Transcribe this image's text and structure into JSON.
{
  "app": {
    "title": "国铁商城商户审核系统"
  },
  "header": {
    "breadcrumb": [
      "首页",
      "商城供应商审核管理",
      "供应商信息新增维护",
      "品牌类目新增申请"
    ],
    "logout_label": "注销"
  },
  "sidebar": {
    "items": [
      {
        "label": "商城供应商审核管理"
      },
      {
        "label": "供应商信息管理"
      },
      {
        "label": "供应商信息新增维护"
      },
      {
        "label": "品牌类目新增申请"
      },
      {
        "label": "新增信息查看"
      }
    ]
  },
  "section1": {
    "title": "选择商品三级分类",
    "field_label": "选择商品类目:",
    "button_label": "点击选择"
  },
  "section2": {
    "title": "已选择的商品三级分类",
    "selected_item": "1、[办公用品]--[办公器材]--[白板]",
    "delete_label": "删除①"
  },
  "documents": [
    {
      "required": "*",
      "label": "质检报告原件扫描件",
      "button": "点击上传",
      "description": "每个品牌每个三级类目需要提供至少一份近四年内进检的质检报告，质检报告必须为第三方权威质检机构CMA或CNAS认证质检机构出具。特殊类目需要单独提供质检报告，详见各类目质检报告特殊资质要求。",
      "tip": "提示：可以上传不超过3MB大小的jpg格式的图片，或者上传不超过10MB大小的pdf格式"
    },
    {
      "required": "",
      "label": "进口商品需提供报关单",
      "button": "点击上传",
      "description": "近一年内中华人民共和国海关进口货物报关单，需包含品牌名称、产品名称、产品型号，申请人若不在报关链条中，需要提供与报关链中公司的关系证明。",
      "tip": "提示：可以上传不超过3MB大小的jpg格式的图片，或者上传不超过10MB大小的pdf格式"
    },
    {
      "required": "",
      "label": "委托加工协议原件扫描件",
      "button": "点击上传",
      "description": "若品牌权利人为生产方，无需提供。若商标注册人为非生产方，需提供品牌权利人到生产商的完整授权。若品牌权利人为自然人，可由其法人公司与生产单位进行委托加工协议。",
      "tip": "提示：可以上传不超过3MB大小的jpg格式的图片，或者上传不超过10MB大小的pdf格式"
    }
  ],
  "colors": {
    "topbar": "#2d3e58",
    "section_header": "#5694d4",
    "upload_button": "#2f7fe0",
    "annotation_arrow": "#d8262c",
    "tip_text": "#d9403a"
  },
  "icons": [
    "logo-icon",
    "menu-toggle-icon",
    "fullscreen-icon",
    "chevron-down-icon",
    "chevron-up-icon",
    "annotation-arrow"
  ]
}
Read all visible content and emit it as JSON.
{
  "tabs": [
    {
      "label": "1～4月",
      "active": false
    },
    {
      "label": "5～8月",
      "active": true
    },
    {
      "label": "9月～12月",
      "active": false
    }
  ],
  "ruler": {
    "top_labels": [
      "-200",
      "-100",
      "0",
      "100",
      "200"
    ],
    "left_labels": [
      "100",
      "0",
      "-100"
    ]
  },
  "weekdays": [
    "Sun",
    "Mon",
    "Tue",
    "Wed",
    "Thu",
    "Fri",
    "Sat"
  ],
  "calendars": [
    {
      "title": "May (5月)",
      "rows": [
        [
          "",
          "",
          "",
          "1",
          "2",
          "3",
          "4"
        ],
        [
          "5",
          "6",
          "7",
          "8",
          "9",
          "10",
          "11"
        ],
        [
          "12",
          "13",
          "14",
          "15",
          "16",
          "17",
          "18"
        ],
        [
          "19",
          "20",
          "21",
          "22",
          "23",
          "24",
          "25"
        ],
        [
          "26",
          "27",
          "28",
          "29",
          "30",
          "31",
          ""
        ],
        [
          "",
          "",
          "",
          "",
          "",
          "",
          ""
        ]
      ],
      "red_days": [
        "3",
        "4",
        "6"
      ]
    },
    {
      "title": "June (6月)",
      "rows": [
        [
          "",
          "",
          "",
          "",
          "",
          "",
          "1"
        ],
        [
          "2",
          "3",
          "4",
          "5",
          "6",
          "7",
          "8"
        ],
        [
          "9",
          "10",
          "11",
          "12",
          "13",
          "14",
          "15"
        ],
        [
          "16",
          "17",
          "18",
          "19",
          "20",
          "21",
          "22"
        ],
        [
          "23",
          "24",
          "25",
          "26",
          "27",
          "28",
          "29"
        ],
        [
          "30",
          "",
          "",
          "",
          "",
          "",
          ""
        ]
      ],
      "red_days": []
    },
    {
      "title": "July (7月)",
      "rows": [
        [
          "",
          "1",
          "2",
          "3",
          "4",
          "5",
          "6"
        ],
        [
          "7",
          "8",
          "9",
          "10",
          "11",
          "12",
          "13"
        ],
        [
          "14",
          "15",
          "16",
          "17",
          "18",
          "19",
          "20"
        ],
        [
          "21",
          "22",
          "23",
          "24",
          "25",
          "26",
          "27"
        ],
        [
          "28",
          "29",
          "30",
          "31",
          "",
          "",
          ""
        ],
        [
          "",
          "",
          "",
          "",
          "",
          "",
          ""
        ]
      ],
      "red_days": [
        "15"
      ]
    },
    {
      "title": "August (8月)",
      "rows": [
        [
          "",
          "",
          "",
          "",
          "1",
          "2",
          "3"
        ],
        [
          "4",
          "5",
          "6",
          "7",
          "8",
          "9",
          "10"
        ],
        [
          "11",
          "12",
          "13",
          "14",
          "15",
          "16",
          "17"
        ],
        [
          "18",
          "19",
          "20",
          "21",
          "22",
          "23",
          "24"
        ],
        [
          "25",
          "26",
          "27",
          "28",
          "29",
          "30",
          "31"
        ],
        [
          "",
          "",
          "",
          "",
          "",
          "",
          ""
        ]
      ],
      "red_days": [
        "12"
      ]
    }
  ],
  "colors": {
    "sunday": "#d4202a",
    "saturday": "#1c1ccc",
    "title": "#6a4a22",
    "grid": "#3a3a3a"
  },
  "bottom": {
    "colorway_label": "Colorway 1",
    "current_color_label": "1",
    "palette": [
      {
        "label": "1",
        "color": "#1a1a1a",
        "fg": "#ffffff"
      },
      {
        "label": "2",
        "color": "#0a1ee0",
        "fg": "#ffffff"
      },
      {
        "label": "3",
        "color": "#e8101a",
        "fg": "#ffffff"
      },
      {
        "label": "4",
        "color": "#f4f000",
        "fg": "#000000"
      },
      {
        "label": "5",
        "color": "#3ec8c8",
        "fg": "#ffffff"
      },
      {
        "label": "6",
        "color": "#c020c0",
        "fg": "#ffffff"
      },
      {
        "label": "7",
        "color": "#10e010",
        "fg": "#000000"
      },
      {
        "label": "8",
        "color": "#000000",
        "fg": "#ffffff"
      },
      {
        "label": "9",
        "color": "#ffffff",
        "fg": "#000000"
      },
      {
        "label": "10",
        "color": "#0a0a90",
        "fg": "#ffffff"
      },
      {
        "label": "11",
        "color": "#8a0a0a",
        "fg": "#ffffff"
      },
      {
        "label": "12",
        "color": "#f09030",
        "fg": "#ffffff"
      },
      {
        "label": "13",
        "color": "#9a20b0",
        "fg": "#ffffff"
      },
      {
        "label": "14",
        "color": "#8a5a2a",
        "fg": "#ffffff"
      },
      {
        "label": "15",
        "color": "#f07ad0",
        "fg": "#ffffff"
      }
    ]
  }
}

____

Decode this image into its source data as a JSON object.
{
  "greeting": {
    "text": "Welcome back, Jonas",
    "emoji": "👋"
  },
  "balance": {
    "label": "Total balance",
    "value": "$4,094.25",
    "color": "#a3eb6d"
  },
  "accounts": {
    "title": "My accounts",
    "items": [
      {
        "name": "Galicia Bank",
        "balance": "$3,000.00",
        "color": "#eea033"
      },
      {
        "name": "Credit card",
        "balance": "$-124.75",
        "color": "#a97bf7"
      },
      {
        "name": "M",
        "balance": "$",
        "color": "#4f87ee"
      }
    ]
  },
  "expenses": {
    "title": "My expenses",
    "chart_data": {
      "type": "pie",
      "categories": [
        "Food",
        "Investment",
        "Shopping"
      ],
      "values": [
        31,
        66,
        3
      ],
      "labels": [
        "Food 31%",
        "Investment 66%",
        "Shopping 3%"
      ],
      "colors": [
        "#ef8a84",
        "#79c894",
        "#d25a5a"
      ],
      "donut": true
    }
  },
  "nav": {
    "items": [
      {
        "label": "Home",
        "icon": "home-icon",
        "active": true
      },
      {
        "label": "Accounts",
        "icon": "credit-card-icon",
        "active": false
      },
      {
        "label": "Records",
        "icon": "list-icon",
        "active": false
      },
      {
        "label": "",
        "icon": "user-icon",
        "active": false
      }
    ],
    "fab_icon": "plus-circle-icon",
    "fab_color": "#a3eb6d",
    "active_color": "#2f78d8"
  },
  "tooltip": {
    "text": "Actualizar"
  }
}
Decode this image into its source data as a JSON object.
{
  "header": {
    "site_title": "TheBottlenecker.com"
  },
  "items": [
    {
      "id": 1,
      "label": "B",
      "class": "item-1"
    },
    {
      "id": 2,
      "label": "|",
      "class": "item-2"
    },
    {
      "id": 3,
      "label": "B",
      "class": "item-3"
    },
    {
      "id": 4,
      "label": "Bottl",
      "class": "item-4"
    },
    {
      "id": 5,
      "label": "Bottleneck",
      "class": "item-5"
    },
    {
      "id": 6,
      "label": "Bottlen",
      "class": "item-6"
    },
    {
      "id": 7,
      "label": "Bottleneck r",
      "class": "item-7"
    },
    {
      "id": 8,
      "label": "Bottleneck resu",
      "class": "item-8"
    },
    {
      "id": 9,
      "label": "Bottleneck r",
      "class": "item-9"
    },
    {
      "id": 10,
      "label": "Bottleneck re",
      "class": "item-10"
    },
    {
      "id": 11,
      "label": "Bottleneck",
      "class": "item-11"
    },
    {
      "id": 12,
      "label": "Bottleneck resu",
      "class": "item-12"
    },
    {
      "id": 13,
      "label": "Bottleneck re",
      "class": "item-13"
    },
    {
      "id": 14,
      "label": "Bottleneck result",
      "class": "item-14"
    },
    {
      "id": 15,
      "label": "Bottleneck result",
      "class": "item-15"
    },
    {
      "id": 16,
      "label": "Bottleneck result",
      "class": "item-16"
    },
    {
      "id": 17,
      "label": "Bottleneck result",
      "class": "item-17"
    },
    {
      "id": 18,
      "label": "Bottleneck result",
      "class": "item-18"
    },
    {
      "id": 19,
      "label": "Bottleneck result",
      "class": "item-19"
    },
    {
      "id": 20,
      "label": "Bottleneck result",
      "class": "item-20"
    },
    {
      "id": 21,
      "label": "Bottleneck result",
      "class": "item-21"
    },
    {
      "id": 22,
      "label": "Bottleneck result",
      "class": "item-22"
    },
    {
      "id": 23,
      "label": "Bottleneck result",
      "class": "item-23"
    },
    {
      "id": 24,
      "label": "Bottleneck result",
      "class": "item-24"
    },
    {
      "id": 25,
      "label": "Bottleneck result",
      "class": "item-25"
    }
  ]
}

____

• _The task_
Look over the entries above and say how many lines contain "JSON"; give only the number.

• _Output for this exercise_
4